To many Americans, the War of 1812 is a forgotten war. Perhaps it is because the war is far overshadowed by the War for Independence and the perspective, from the Twenty-first Century, is that they happened almost at the same time back in the far distant shadows of history. Perhaps it is because the major anniversaries of the war coincide with the anniversaries of that terrible, defining conflict, the American Civil War. Perhaps it is because so few of our ancestors participated in the war most of us have little genetic memory of its events.
It is strange and somewhat ironic that the war should be so unmemorable for many uniquely American icons were born of the conflict: the National Anthem, originally a poem written by a lawyer witnessing the bombardment of Fort McHenry in Baltimore; the frigate USS Constitution earning her nickname "Old Ironsides" when enemy cannonballs bounced off her timbered hull; "Don't Give Up the Ship," that motto of perseverance, the final encouragement to the crew of the USS Chesapeake by the dying Captain James Lawrence; and even a popular song in the 1960's by Johnny Horton which recalled the Battle of New Orleans all memorialize the War of 1812.
Two nations, formerly related as mother country and colony, now separate, faced conflicting needs. By 1812, England and France had been engaged in a death struggle for nearly twenty years. While Napoleon controlled most of Europe, England's Royal Navy dominated the waters around the continent. War in Europe meant economic opportunities for American merchants who hoped to sell their products in both camps.
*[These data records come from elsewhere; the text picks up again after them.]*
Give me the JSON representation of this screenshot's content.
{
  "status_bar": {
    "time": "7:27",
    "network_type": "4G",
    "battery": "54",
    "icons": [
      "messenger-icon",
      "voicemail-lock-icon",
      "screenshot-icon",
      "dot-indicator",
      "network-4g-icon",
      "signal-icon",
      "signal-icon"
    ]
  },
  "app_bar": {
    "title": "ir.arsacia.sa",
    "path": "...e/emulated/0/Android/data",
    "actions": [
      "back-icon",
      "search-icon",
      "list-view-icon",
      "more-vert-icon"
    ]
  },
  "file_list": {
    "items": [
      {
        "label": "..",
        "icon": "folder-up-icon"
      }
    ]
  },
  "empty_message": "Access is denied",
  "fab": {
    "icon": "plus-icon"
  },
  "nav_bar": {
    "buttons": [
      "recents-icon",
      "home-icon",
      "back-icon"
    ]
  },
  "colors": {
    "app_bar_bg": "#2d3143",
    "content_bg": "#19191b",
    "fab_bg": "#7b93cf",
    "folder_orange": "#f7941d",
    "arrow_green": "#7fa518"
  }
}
But, England did not want their former colonies selling vital war materials – wheat, fish, naval stores, or anything else – to the French, and the French did not want the newly independent country selling those same goods to England. American merchants were caught in the middle as the two foes alternately imposed then relaxed restrictions on neutral trade. After the Battle of Trafalgar in 1805, the Royal Navy, unrestrained by the counterbalance of French or Spanish fleets, increased the stopping and searching of American vessels for contraband. And, protected by the guns of their warships, British boarding parties frequently removed, or impressed, sailors they believed were deserters or British citizens. Many Americans, some estimates as high as 8000, unwillingly served in the ships of the Royal Navy, American protests notwithstanding.